Businesses and public personalities are getting behind a new campaign focused on raising awareness about hidden disabilities.
Launched by the Minister for Health, Leo Varadkar, last week, the 'I See Beyond' campaign is spearheaded by Epilepsy Ireland and Headway, who conducted a recent study which identified a lack of awarenesss of hidden disabilities.
“Epilepsy is one of many conditions, such as diabetes and cystic fibrosis, which fall under the umbrella of 'hidden disabilities',” explained Katie Nolan from Drumlish, who has been living with epilepsy since childhood.
“People have old-fashioned ideas about them. What we want is for people not to judge so quickly and to find out more about these conditions because you don't always know of the struggles people have. We want people to stop and think instead of jumping to conclusions.
“People with hidden disabilities just want to have a normal life; I'm not just a disability, I'm a person,” she continued. “If people know there are others out there like them, it may give them a boost of confidence.”
Katie, who is 27 years-old, is originally from Brighton in the UK but moved to Drumlish with her family when she was 18.
“People have an idea of what the condition is; they think someone falls to the floor and their body shakes,” she told the Longford Leader when asked about her condition.

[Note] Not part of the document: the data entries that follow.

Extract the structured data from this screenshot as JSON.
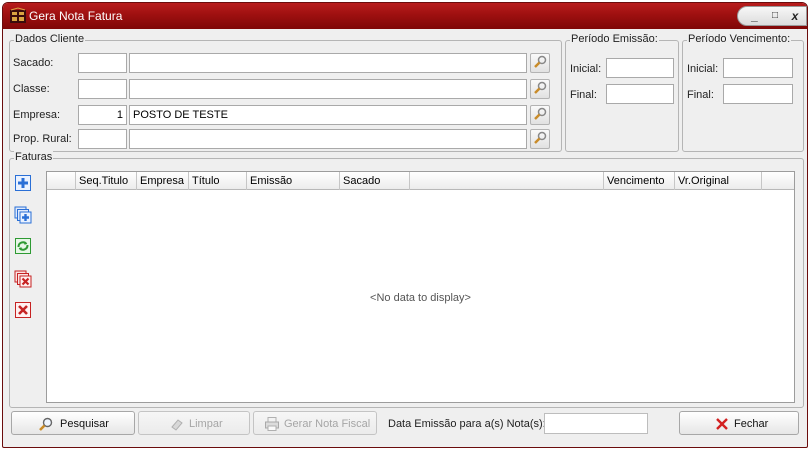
{
  "window": {
    "title": "Gera Nota Fatura",
    "minimize": "_",
    "restore": "□",
    "close": "x"
  },
  "dados_cliente": {
    "title": "Dados Cliente",
    "sacado": {
      "label": "Sacado:",
      "code": "",
      "name": ""
    },
    "classe": {
      "label": "Classe:",
      "code": "",
      "name": ""
    },
    "empresa": {
      "label": "Empresa:",
      "code": "1",
      "name": "POSTO DE TESTE"
    },
    "prop_rural": {
      "label": "Prop. Rural:",
      "code": "",
      "name": ""
    }
  },
  "periodo_emissao": {
    "title": "Período Emissão:",
    "inicial_label": "Inicial:",
    "inicial": "",
    "final_label": "Final:",
    "final": ""
  },
  "periodo_vencimento": {
    "title": "Período Vencimento:",
    "inicial_label": "Inicial:",
    "inicial": "",
    "final_label": "Final:",
    "final": ""
  },
  "faturas": {
    "title": "Faturas",
    "columns": [
      "Seq.Titulo",
      "Empresa",
      "Título",
      "Emissão",
      "Sacado",
      "",
      "Vencimento",
      "Vr.Original"
    ],
    "empty_text": "<No data to display>"
  },
  "footer": {
    "pesquisar": "Pesquisar",
    "limpar": "Limpar",
    "gerar": "Gerar Nota Fiscal",
    "data_emissao_label": "Data Emissão para a(s) Nota(s):",
    "data_emissao_value": "",
    "fechar": "Fechar"
  },
  "colors": {
    "titlebar": "#9e1010",
    "accent_close": "#d32020",
    "side_icon_blue": "#2a6fd6",
    "side_icon_green": "#2e9a33"
  }
}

However, the first warning signs of Katie's epilepsy were quite different.
“I was diagnosed when I was five or six. At first, I had what are called 'absent seizures', which were only a second or two in length. They can be mistaken as daydreaming, so not everyone would pick up on them, but eventually my parents brought me to a doctor who recognised them.
“These seizures went away after I was put on medication. After a year, I was taken off the medication and a week later I had my first 'tonic-clonic' seizure.
“I've been having these seizures ever since. The absent seizures have come back, too, and they can last up to a minute at a time.”
“Another type of seizure I get are myoclonic seizures. I'm conscious during these; my body will jerk for a few seconds and it looks like you're being shocked with a taser gun. It can happen up to 10 or 15 times during an episode. At first they were a warning sign ahead of a bigger seizure but now I get them separately, too. I take medicine to lessen the impact but once I reach the dosage limit and they don't stop, I just have to go through it.”
However, far from letting epilepsy take over her life, Katie has a positive outlook.
“I still go out with my friends. I don't drink much, although it's more a lack of sleep that would affect my seizures. I plan to go out on nights where I don't have to be up early the next day.”
“I'm spending my time doing courses and training in order to build up my CV. I love reading and I enjoy learning.
“I'm starting a florist course soon, which I'm really looking forward to.
“It's three months since my last tonic-clonic seizure and the others have reduced in frequency, which is giving me the confidence to do it.
“I also volunteer with Epilepsy Ireland and with the ISPCC, who I work with every week, covering lots of different areas.”